Purchase: Ash, Girl From Mars
Friday, March 11, 2016
Purchase: Ash, Girl From Mars
Wednesday, March 9, 2016
The Mars Volta: L'Via L'Viaquez (live)
[purchase Frances the Mute]
First, a little plug—In addition to continuing to contribute here, I have started a new blog to allow me to write about music and life, without being limited by the bi-weekly themes we have here. Please check out Another Old Guy....Writing About Music, and like its Facebook page. Thanks.
I’ve written in the past about the pleasure that I have gotten from going to concerts with my kids. There was a brief period in each of their lives where they were old enough to want to go to shows, but not old enough to go there by themselves, or where the location was deemed inappropriate for attendance without parental supervision. And, being the lover of music that I am, I often was designated (or volunteered) to be the supervising parent.
When my son was in his early teens, he and his friends became fans of The Mars Volta, and I had to agree that they were an interesting band. It is always interesting to play “spot the influence” when you listen to new artists, and the first thing that came to mind when I heard The Mars Volta was King Crimson, due to their complex song structures and the mix of rock, jazz and avant-garde sounds. One difference, though, was that while later Crimson lineups incorporated some elements of New Wave music, they never really adopted more hard core punk sounds, or emo. The Mars Volta, with their roots in At The Drive-In, though, cite, among many others (including King Crimson), Throbbing Gristle and Black Flag, as influences.
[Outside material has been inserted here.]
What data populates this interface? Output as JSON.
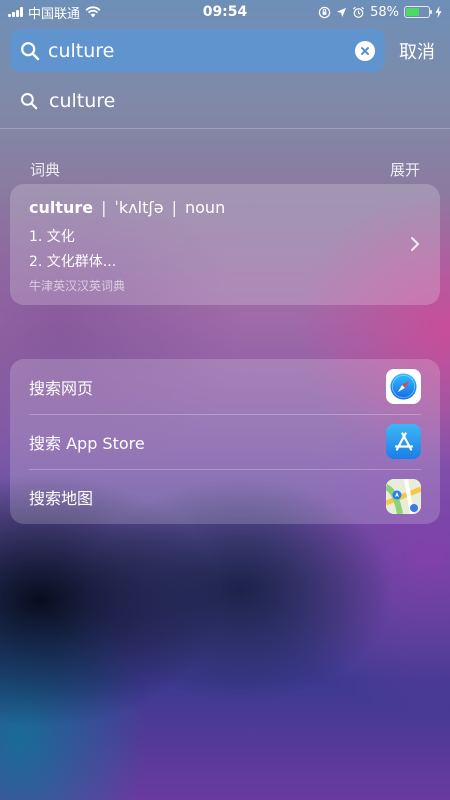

Although I had only listened to a relatively small amount of their music, I was intrigued, and when my son and his friends wanted to go see the band, at the Roseland Ballroom in NYC in 2005, it was not a hard sell to get me to drive them in, see the show (and provide appropriate supervision) and drive them home.
It was quite an experience. As I thought about writing this piece, I tried to remember back 11 years (almost exactly), to how I felt about the show, and I found this review, which pretty much nailed my experience:
Admittedly, their “noodling” did get boring at first (I wondered if I was going to like the show during the first 20 minutes), but I actually grew to like it more and more as time went on. What seemed a little boring at first, completely swept me away with it by the end.
Another influence that added to The Mars Volta’s eclectic mix is Latin music, which is no surprise considering the background of a number of the members. For the show that we saw, the band invited salsa music legend Larry Harlow to join them on stage. You can see him in the blurry picture above that I found online. Harlow, who is not Latino, but is actually from an Eastern European Jewish family, has had a long, celebrated career as a multi-instrumentalist (with piano a specialty), songwriter and producer in the salsa world, and is nicknamed “el Judio Maravilloso.”
Harlow’s piano adds a traditional Latin touch to the great song L’Via L’Viaquez, both on the album cut on which he played, and live, as you can hear in the featured version. I haven’t listened to The Mars Volta much recently, and I don’t think that my son does, either, but whenever one of their songs pop up on my iPod’s random shuffle playlist, I remember both how inventive they are, and that night at the now, regrettably closed, Roseland Ballroom.
Monday, March 7, 2016
purchase Country Joe "Feel Like ..."
You've likely seen "The Martian" and you may have read some of the debate regarding the accuracy of the depicted storms on the planet (Yes, there appear to be winds: No, they don't appear to be as severe as shown.) However, embedded in the psyche/definition of Mars, is a certain amount of stormy violence. Mars is the Roman god of war. A rather stormy entity.
And then, there is the whole Venus/Mars conceit: men are stormy/warlike; women are beautiful and pacific - but, it is opposites that attract. It's human nature for men to be martially inclined and for women to be ... "lovely". After all, Venus is the Roman god of love, and the related word roots apparently go back as far as Sanskrit - leaving us with War and Love/Aggression and Beauty. Ergo, it seems logical that you could expect a plethora of "ballads & odes" in popular culture/music/literature that delve into our theme this week. And, there are many - depending on the path you take through the memes related to Martial/Martian/Mars-ian.
I guess I chose this here post partly because of my age, and partly because of my beliefs: I would have registered as a "Conscientious Observer" if I had not been exempt from the draft as someone who was eligible for a one-way trip to Vietnam on my 18th birthday back in the early '70s. Sadly, I was a fraction too young to get parental permission to attend Woodstock, but - well before the movie and related hype - was following Country Joe "Fish". And so his iconic "Fish Cheer" and "Feel Like I'm Fixing to Die" represented much of what I and much of my generation believed in. Because, the end result of much that is martial is that someone has to perish. Often - on the personal level - in vain - despite the glories of nations and ideologies. And that's not my bag. Perish? We all do. To "support" a misguided government's agenda? Ask Country Joe. Talk about stormy relationships with your society ... Sheesh!